#### Data extracts ####

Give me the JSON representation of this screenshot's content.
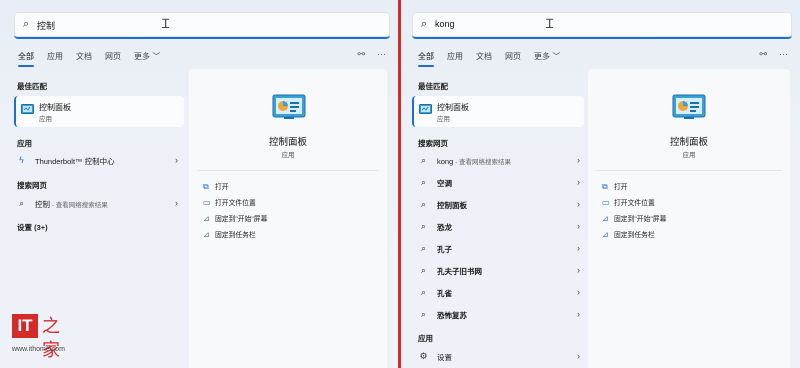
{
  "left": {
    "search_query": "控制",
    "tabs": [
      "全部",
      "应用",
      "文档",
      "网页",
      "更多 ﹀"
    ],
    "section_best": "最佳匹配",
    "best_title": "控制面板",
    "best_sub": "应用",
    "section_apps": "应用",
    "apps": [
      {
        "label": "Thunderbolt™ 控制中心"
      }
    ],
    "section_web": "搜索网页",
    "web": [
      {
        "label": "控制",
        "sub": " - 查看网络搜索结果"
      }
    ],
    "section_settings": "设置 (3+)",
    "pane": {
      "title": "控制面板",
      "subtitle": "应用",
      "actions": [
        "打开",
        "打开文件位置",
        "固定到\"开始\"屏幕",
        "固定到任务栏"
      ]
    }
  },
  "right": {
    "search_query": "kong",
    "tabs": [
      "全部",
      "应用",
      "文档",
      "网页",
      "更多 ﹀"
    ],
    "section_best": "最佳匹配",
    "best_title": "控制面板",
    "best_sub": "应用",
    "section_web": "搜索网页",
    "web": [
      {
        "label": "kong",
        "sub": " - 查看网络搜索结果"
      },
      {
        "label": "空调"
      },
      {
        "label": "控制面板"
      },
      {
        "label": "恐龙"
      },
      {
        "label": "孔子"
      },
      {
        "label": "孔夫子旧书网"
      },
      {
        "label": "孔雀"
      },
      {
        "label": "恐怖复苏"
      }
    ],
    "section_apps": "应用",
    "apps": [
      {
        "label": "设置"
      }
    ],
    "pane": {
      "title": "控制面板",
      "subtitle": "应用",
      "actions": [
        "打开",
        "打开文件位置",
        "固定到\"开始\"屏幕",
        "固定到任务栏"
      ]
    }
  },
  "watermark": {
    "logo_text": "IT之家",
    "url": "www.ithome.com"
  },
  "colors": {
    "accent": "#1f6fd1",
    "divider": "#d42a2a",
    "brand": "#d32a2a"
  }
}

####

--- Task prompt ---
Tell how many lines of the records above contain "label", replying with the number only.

--- Completed task ---
11